SANAA, Yemen – Two explosions on a busy street in Yemen's capital wounded 20 people on Thursday, the Interior Ministry said, in the latest episode of violence to hit the troubled Arab nation.
Residents were unharmed in the first blast, but as a group gathered around the site of the explosion a second blast struck, wounding 20, a security official said, adding that the explosives had been hidden underneath a pile of trash. He released the information on condition of anonymity because he was not authorized to speak to the media.
The country has been rocked by turmoil over the past two years and is fighting al-Qaeda's local branch, also known as the al-Qaeda in the Arabian Peninsula. The group seized significant swaths of territory during political upheaval in 2011 that led to the ouster of longtime autocratic President Ali Abdullah Saleh.

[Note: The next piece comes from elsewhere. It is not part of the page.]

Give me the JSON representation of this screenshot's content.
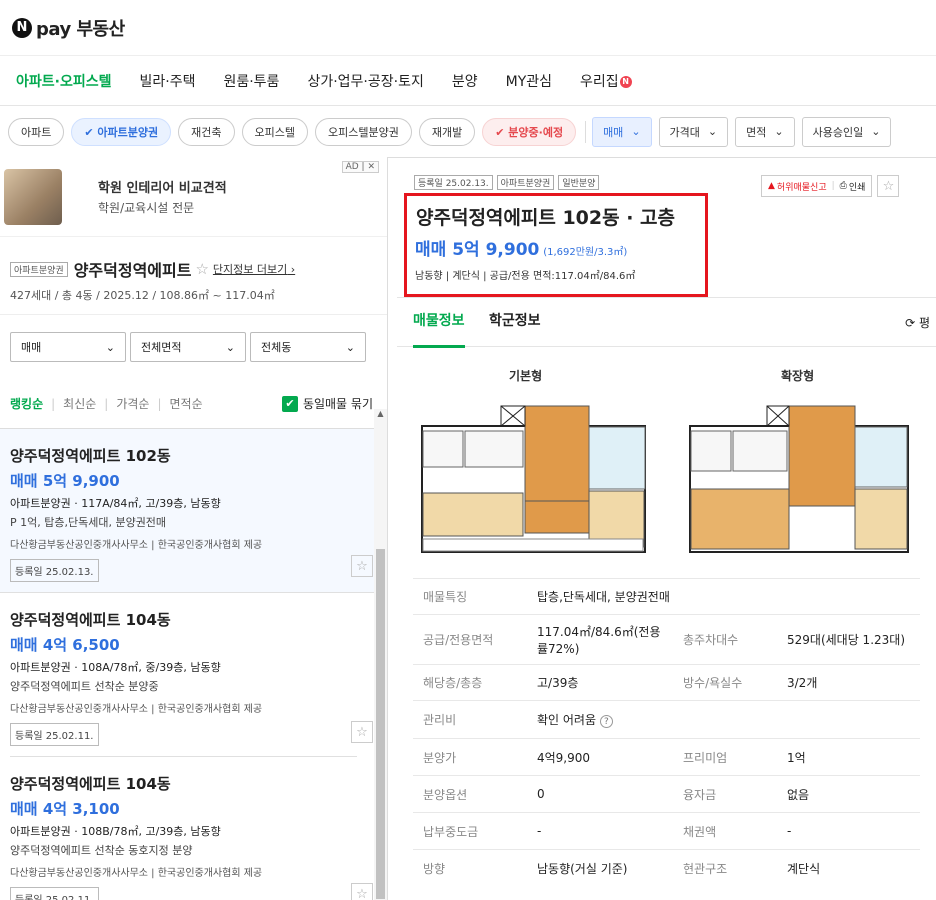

The new U.S.-backed president, Abed Rabbo Mansour Hadi, spoke out against Saleh in a speech Thursday. Hadi, who was Saleh's vice president before taking power in a deal brokered by Gulf Arab powers, hailed Yemen's Arab Spring uprising as the end of an "era of family inheritance" — a reference to Saleh's nearly three decades of rule in which he stacked key security posts with relatives.
His comments come as national dialogue talks aimed at mapping out the country's future are underway.

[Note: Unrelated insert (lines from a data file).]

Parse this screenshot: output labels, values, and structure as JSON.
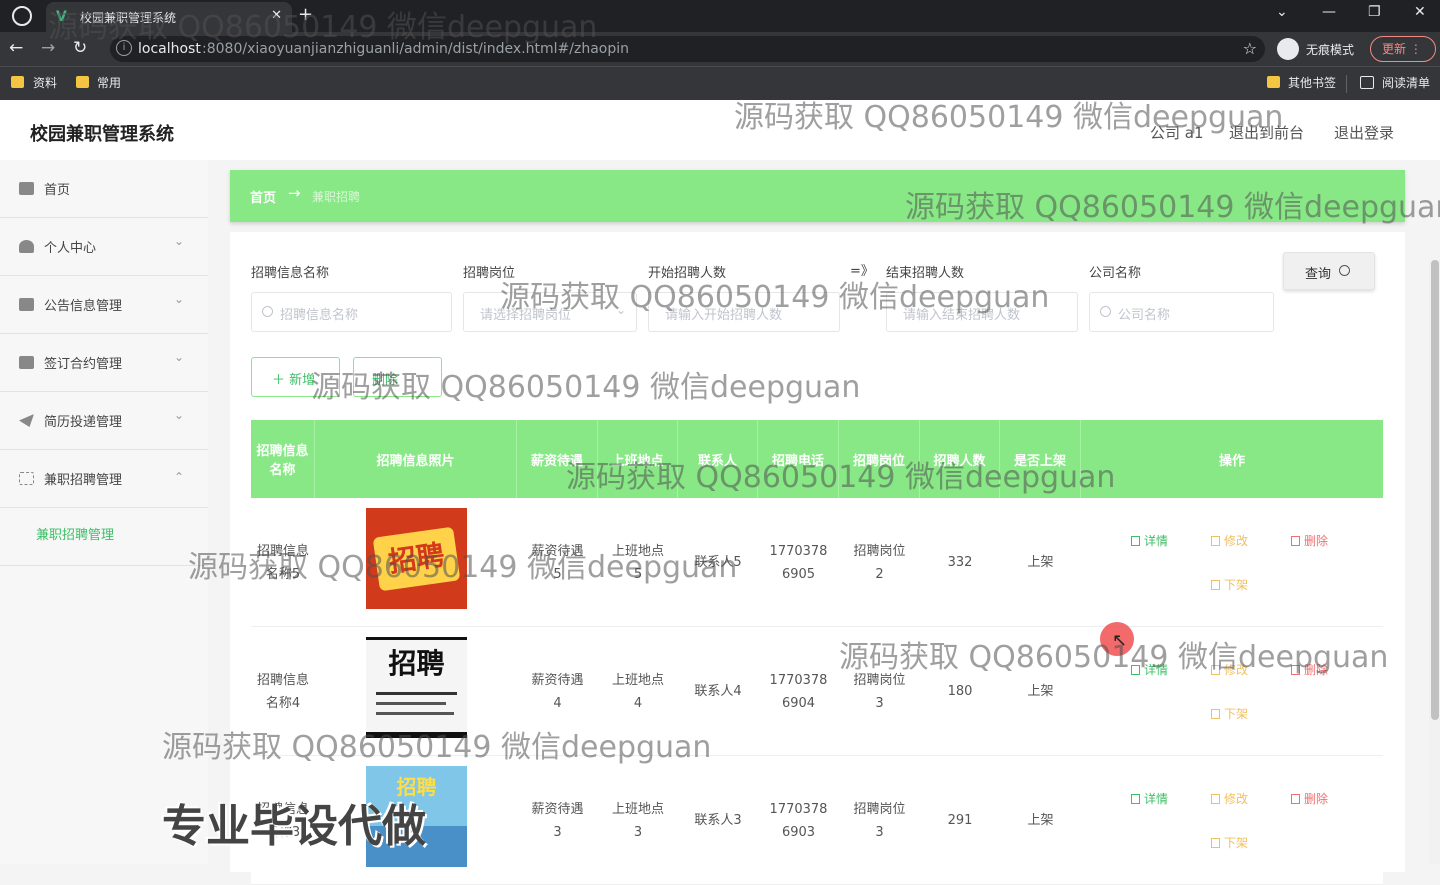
{
  "browser": {
    "tab_title": "校园兼职管理系统",
    "tab_close": "✕",
    "new_tab": "+",
    "url_host": "localhost",
    "url_path": ":8080/xiaoyuanjianzhiguanli/admin/dist/index.html#/zhaopin",
    "incognito_label": "无痕模式",
    "update_label": "更新 ⋮",
    "bookmarks": [
      "资料",
      "常用",
      "其他书签",
      "阅读清单"
    ],
    "window_controls": [
      "⌄",
      "—",
      "❐",
      "✕"
    ]
  },
  "header": {
    "title": "校园兼职管理系统",
    "user": "公司 a1",
    "to_front": "退出到前台",
    "logout": "退出登录"
  },
  "sidebar": {
    "items": [
      {
        "label": "首页",
        "icon": "home-icon"
      },
      {
        "label": "个人中心",
        "icon": "user-icon"
      },
      {
        "label": "公告信息管理",
        "icon": "megaphone-icon"
      },
      {
        "label": "签订合约管理",
        "icon": "contract-icon"
      },
      {
        "label": "简历投递管理",
        "icon": "send-icon"
      },
      {
        "label": "兼职招聘管理",
        "icon": "expand-icon"
      }
    ],
    "sub_item": "兼职招聘管理"
  },
  "breadcrumb": {
    "home": "首页",
    "arrow": "→",
    "current": "兼职招聘"
  },
  "filters": {
    "name_label": "招聘信息名称",
    "name_placeholder": "招聘信息名称",
    "position_label": "招聘岗位",
    "position_placeholder": "请选择招聘岗位",
    "start_label": "开始招聘人数",
    "start_placeholder": "请输入开始招聘人数",
    "range_sep": "=》",
    "end_label": "结束招聘人数",
    "end_placeholder": "请输入结束招聘人数",
    "company_label": "公司名称",
    "company_placeholder": "公司名称",
    "query_label": "查询"
  },
  "actions": {
    "add": "＋ 新增",
    "delete": "删除"
  },
  "table": {
    "columns": [
      "招聘信息名称",
      "招聘信息照片",
      "薪资待遇",
      "上班地点",
      "联系人",
      "招聘电话",
      "招聘岗位",
      "招聘人数",
      "是否上架",
      "操作"
    ],
    "rows": [
      {
        "name": [
          "招聘信息",
          "名称5"
        ],
        "salary": [
          "薪资待遇",
          "5"
        ],
        "location": [
          "上班地点",
          "5"
        ],
        "contact": "联系人5",
        "phone": [
          "1770378",
          "6905"
        ],
        "position": [
          "招聘岗位",
          "2"
        ],
        "count": "332",
        "status": "上架"
      },
      {
        "name": [
          "招聘信息",
          "名称4"
        ],
        "salary": [
          "薪资待遇",
          "4"
        ],
        "location": [
          "上班地点",
          "4"
        ],
        "contact": "联系人4",
        "phone": [
          "1770378",
          "6904"
        ],
        "position": [
          "招聘岗位",
          "3"
        ],
        "count": "180",
        "status": "上架"
      },
      {
        "name": [
          "招聘信息",
          "名称3"
        ],
        "salary": [
          "薪资待遇",
          "3"
        ],
        "location": [
          "上班地点",
          "3"
        ],
        "contact": "联系人3",
        "phone": [
          "1770378",
          "6903"
        ],
        "position": [
          "招聘岗位",
          "3"
        ],
        "count": "291",
        "status": "上架"
      }
    ],
    "ops": {
      "detail": "详情",
      "edit": "修改",
      "del": "删除",
      "down": "下架"
    }
  },
  "thumbnails": [
    {
      "text": "招聘",
      "bg": "#d23a1c",
      "fg": "#ffd24a"
    },
    {
      "text": "招聘",
      "bg": "#f5f5f5",
      "fg": "#111111"
    },
    {
      "text": "招聘",
      "bg": "#7fc6e8",
      "fg": "#ffffff"
    }
  ],
  "watermark": {
    "text": "源码获取 QQ86050149 微信deepguan",
    "promo": "专业毕设代做"
  },
  "colors": {
    "accent": "#88e886",
    "accent_text": "#3cbf66"
  }
}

Some delegates in the dialogue have suggested a 30 percent quota for women on the panel that the president will appoint to write a constitution. Other delegates have called for broader use of Islamic law in the new charter, which has yet to be drafted.
Religious hardliners hold sway however in Yemen, a religiously conservative country.
Influential hardliner Abdul-Majeed el-Zidani on Thursday called for a stronger a role for Islamic law in the country's new constitution.
Though not a participant of the national dialogue, el-Zidani, a leader of the main opposition Islah Party, said the constitution must strengthen its wording to surpass current language citing Islam as the basis of laws.
Speaking to students at the religious Iman University, el-Zidani said Islamic law must be the only source of legislation and that the constitution should state its rejection of any laws that counter "the laws of God."